When Alison was your teacher, did her influence extend beyond piano lessons?
It didn't feel like I was with a music teacher when I was with Alison. It felt really open and really easy to talk to her about anything, or if I was struggling with anything I knew I could ask her about it. She used to do one thing that I thought was pretty cool, especially at that age—I was about 14, 15 years old. She'd say, "Right, each week, take me a piece of music that you've been listening to, and we'll dissect it, we'll pull it to pieces. I'll show you the chords, I'll show you how the changes work, etc." And it got to a point where I was taking in tracks like, fucking, Aphex Twin classics, things that she couldn't really pull apart. And she eventually said, "You don't need to study music, you need to study sounds."
Did you end up studying sound?
No, I didn't do anything like that. Basically Alison's like, "Go and study sounds," I'm like, "OK, I'll go and do nothing." I mean, I left school and, like a lot of my friends, I really just wanted money in my pocket so I went straight to work. I did apply for a course, I can't remember if it was engineering, I don't even know, it was just a music course at college. I went for the interview and they had loads of racks and samplers and all sorts when I went in the room, I thought, "This is fucking pretty cool." But I didn't take it 'cause I'd got a job in retail, which was gonna put money in my pocket, I could go out and do whatever I wanted to do. So I chose that. But I taught myself, basically, in my spare time. And meeting people like Claro Intelecto, Mark Stewart, he's like an old friend of mine. And through my teens he taught me a lot as well.
Was there ever a point where you began taking the idea of being an artist more seriously? Did you ever think, "I could do this full-time"?
Oh no, no, no, I was just making music in my spare time because I wanted to, I never thought, "Yeah I could make a good living out of this, I could do alright," never, not once. And just the way things have escalated, you stop and think about it now and then, and you're just like, "Jesus! It's happening, it's really happening!" It's mental. But, yeah, I weren't cocky enough then to think that. I think I'm pretty sensible when comes to big ideas.
So it wasn't until you ran out of vacation days that you actually considered quitting your day job.
Exactly, that was it. And that was both one of the most stressful and most pleasurable problems I ever faced: do I keep my job, or do I go on and follow this career? A luxury problem, basically. It wasn't a hard decision to be honest, it was just the thought, you know, working all your life, to leave that and go and do something that you do because you wanna do it. It was hard to let that sink in.

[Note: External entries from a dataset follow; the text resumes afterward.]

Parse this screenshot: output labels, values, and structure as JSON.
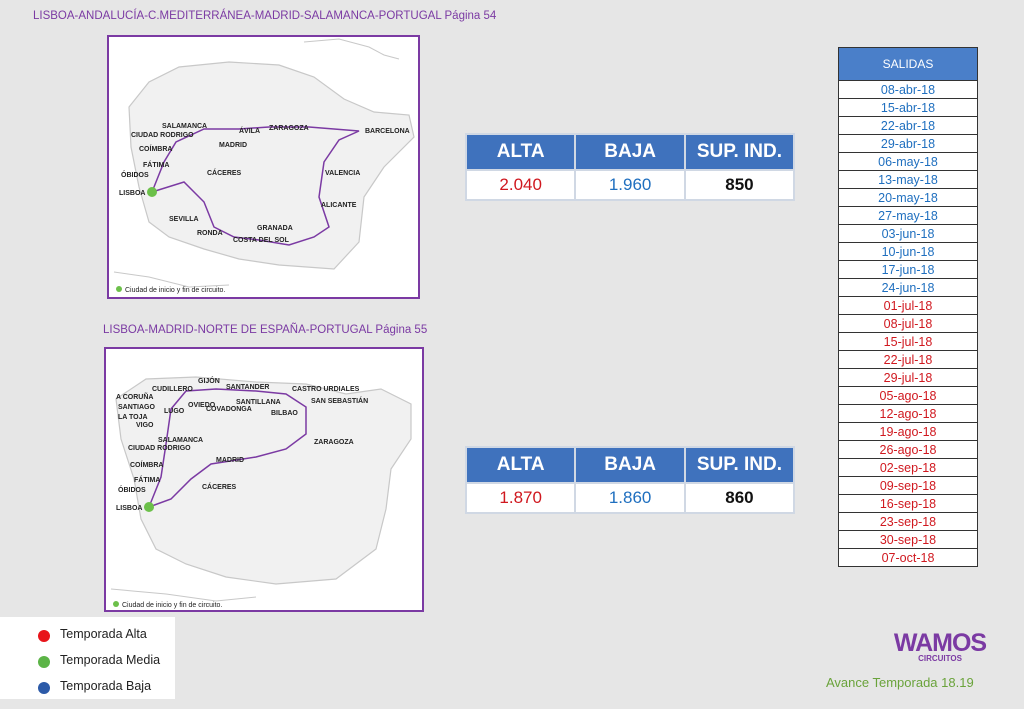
{
  "route1": {
    "title": "LISBOA-ANDALUCÍA-C.MEDITERRÁNEA-MADRID-SALAMANCA-PORTUGAL Página 54",
    "cities": [
      "SALAMANCA",
      "ÁVILA",
      "ZARAGOZA",
      "BARCELONA",
      "CIUDAD RODRIGO",
      "COÍMBRA",
      "MADRID",
      "FÁTIMA",
      "ÓBIDOS",
      "CÁCERES",
      "VALENCIA",
      "LISBOA",
      "ALICANTE",
      "SEVILLA",
      "GRANADA",
      "RONDA",
      "COSTA DEL SOL"
    ],
    "map_footnote": "Ciudad de inicio y fin de circuito.",
    "prices": {
      "headers": [
        "ALTA",
        "BAJA",
        "SUP. IND."
      ],
      "alta": "2.040",
      "baja": "1.960",
      "sup_ind": "850"
    }
  },
  "route2": {
    "title": "LISBOA-MADRID-NORTE DE ESPAÑA-PORTUGAL Página 55",
    "cities": [
      "GIJÓN",
      "CUDILLERO",
      "SANTANDER",
      "CASTRO URDIALES",
      "A CORUÑA",
      "SAN SEBASTIÁN",
      "OVIEDO",
      "SANTILLANA",
      "SANTIAGO",
      "LA TOJA",
      "LUGO",
      "COVADONGA",
      "BILBAO",
      "VIGO",
      "SALAMANCA",
      "ZARAGOZA",
      "CIUDAD RODRIGO",
      "MADRID",
      "COÍMBRA",
      "FÁTIMA",
      "CÁCERES",
      "ÓBIDOS",
      "LISBOA"
    ],
    "map_footnote": "Ciudad de inicio y fin de circuito.",
    "prices": {
      "headers": [
        "ALTA",
        "BAJA",
        "SUP. IND."
      ],
      "alta": "1.870",
      "baja": "1.860",
      "sup_ind": "860"
    }
  },
  "salidas": {
    "header": "SALIDAS",
    "dates": [
      {
        "d": "08-abr-18",
        "s": "baja"
      },
      {
        "d": "15-abr-18",
        "s": "baja"
      },
      {
        "d": "22-abr-18",
        "s": "baja"
      },
      {
        "d": "29-abr-18",
        "s": "baja"
      },
      {
        "d": "06-may-18",
        "s": "baja"
      },
      {
        "d": "13-may-18",
        "s": "baja"
      },
      {
        "d": "20-may-18",
        "s": "baja"
      },
      {
        "d": "27-may-18",
        "s": "baja"
      },
      {
        "d": "03-jun-18",
        "s": "baja"
      },
      {
        "d": "10-jun-18",
        "s": "baja"
      },
      {
        "d": "17-jun-18",
        "s": "baja"
      },
      {
        "d": "24-jun-18",
        "s": "baja"
      },
      {
        "d": "01-jul-18",
        "s": "alta"
      },
      {
        "d": "08-jul-18",
        "s": "alta"
      },
      {
        "d": "15-jul-18",
        "s": "alta"
      },
      {
        "d": "22-jul-18",
        "s": "alta"
      },
      {
        "d": "29-jul-18",
        "s": "alta"
      },
      {
        "d": "05-ago-18",
        "s": "alta"
      },
      {
        "d": "12-ago-18",
        "s": "alta"
      },
      {
        "d": "19-ago-18",
        "s": "alta"
      },
      {
        "d": "26-ago-18",
        "s": "alta"
      },
      {
        "d": "02-sep-18",
        "s": "alta"
      },
      {
        "d": "09-sep-18",
        "s": "alta"
      },
      {
        "d": "16-sep-18",
        "s": "alta"
      },
      {
        "d": "23-sep-18",
        "s": "alta"
      },
      {
        "d": "30-sep-18",
        "s": "alta"
      },
      {
        "d": "07-oct-18",
        "s": "alta"
      }
    ]
  },
  "legend": {
    "items": [
      {
        "label": "Temporada Alta",
        "color": "#e8151b"
      },
      {
        "label": "Temporada Media",
        "color": "#5cb447"
      },
      {
        "label": "Temporada Baja",
        "color": "#2c5aa8"
      }
    ]
  },
  "brand": {
    "logo_text": "WAMOS",
    "logo_sub": "CIRCUITOS",
    "season": "Avance Temporada 18.19"
  },
  "colors": {
    "alta": "#d0181f",
    "baja": "#1f6fbf",
    "header_blue": "#3f72bd",
    "purple": "#7b3aa3",
    "start_city": "#6cc04a"
  }
}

Is that actually where the title Luxury Problems comes from?
No, no. After I named the album that, a lot of things happened where that title fit. The story behind that title was, I was chatting to a visual artist in Paris, we were both stood next to each other, Clark was playing and we were waiting to pack up. We were chatting about stuff, and I said, "Are you busy? Are you doing anything interesting?" And he was really busy, doing one important project for a big artist, another important project for another big artist, deadlines are really tight and everything. He said, "It's great, it's stressful… It's a problem, but it's a luxury problem." Straight away I said to him, "I'm gonna use that," and he said, "Go ahead, use it." He actually emailed me when that record came out, "I can't believe you actually did that."
You said earlier that you had to be careful not to make "Luxury Problems Two." Where do you go after Faith In Strangers? Do you have ideas brewing for the next record?

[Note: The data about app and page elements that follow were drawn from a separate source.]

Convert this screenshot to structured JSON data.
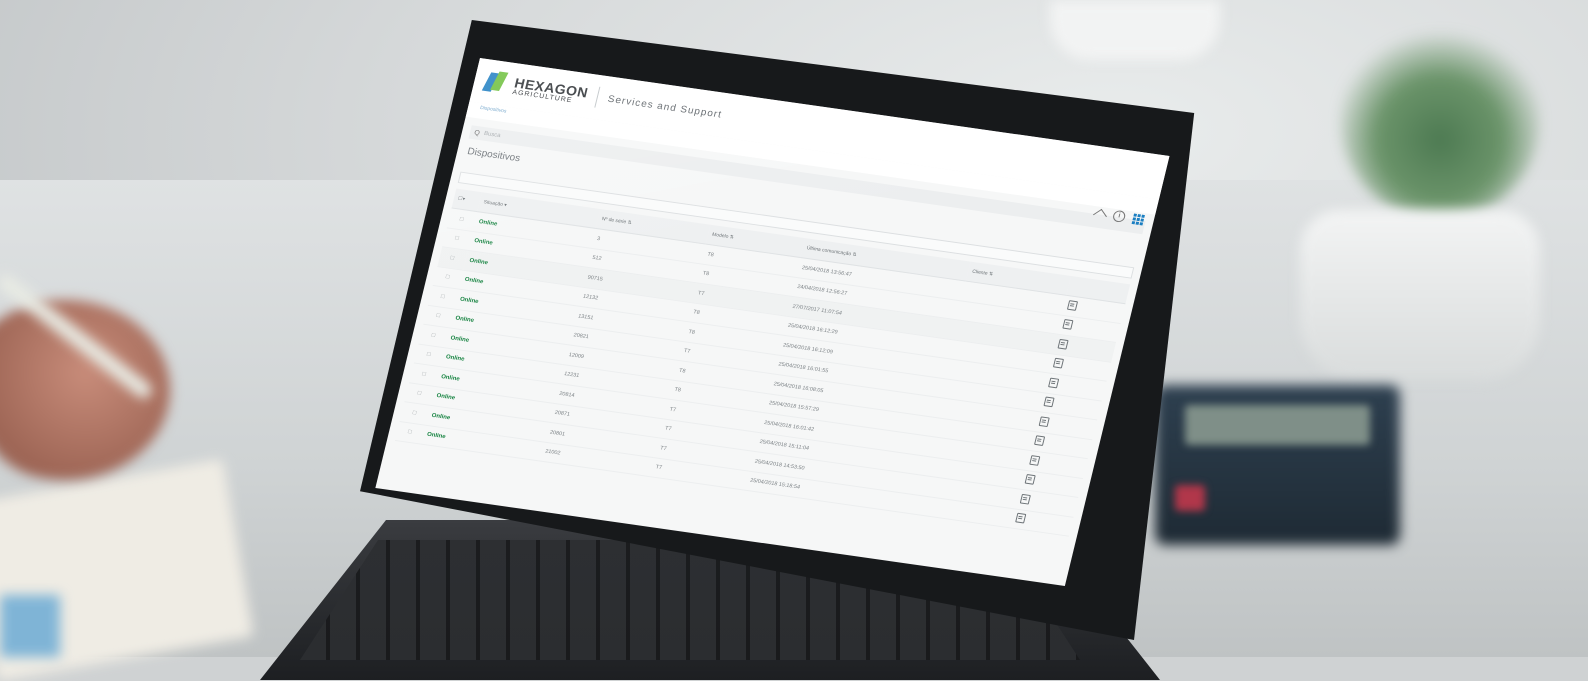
{
  "header": {
    "logo_main": "HEXAGON",
    "logo_sub": "AGRICULTURE",
    "service_title": "Services and Support",
    "breadcrumb": "Dispositivos"
  },
  "search": {
    "icon_label": "Q",
    "placeholder": "Busca"
  },
  "icons": {
    "home": "home-icon",
    "info": "info-icon",
    "apps": "grid-icon"
  },
  "page": {
    "title": "Dispositivos"
  },
  "colors": {
    "online": "#14823f",
    "brand_blue": "#1b7fc2",
    "brand_green": "#6cbf3a"
  },
  "table": {
    "select_label": "☐▾",
    "columns": [
      "Situação ▾",
      "Nº de série ⇅",
      "Modelo ⇅",
      "Última comunicação ⇅",
      "Cliente ⇅",
      ""
    ],
    "rows": [
      {
        "status": "Online",
        "serial": "3",
        "model": "T8",
        "last": "25/04/2018 13:56:47",
        "client": ""
      },
      {
        "status": "Online",
        "serial": "512",
        "model": "T8",
        "last": "24/04/2018 12:56:27",
        "client": ""
      },
      {
        "status": "Online",
        "serial": "90715",
        "model": "T7",
        "last": "27/07/2017 11:07:54",
        "client": ""
      },
      {
        "status": "Online",
        "serial": "12132",
        "model": "T8",
        "last": "25/04/2018 16:12:29",
        "client": ""
      },
      {
        "status": "Online",
        "serial": "13151",
        "model": "T8",
        "last": "25/04/2018 16:12:09",
        "client": ""
      },
      {
        "status": "Online",
        "serial": "20821",
        "model": "T7",
        "last": "25/04/2018 16:01:55",
        "client": ""
      },
      {
        "status": "Online",
        "serial": "12009",
        "model": "T8",
        "last": "25/04/2018 16:08:05",
        "client": ""
      },
      {
        "status": "Online",
        "serial": "12231",
        "model": "T8",
        "last": "25/04/2018 15:57:29",
        "client": ""
      },
      {
        "status": "Online",
        "serial": "20814",
        "model": "T7",
        "last": "25/04/2018 16:01:42",
        "client": ""
      },
      {
        "status": "Online",
        "serial": "20871",
        "model": "T7",
        "last": "25/04/2018 15:11:04",
        "client": ""
      },
      {
        "status": "Online",
        "serial": "20801",
        "model": "T7",
        "last": "25/04/2018 14:53:50",
        "client": ""
      },
      {
        "status": "Online",
        "serial": "21002",
        "model": "T7",
        "last": "25/04/2018 15:18:54",
        "client": ""
      }
    ]
  }
}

I'm writing, I'm writing. It's taking a while to get back into it because the record came out, I think—was it two days after or two days before? Anyway, I got married two days before the record came out. And then I went on a honeymoon and came back and it was like, bang Christmas. And then, like, Christmas out the way, then started doing shows again, so I'm just getting back into writing and finding my feet. I'm just finding something new, I'm exploring at the moment.

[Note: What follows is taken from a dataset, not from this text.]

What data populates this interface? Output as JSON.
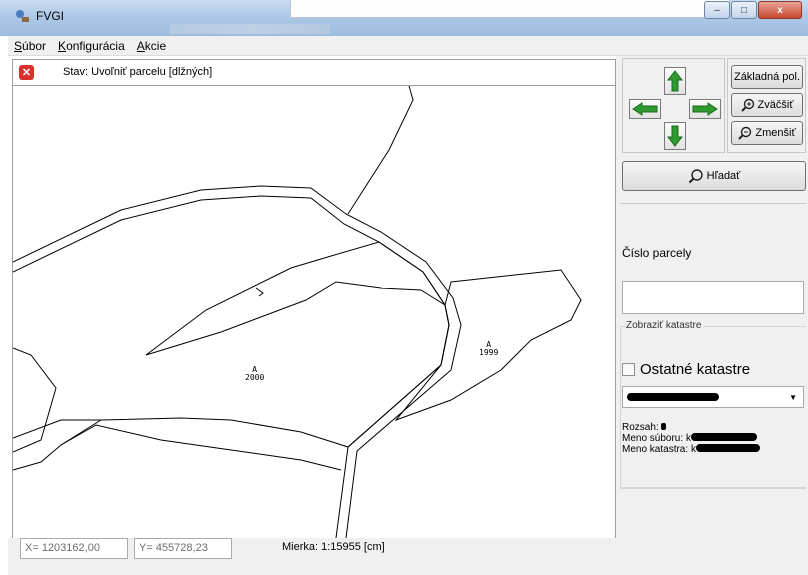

Andy Stott is playing our annual event in Barcelona, which takes place at El Monasterio on Thursday, June 18th.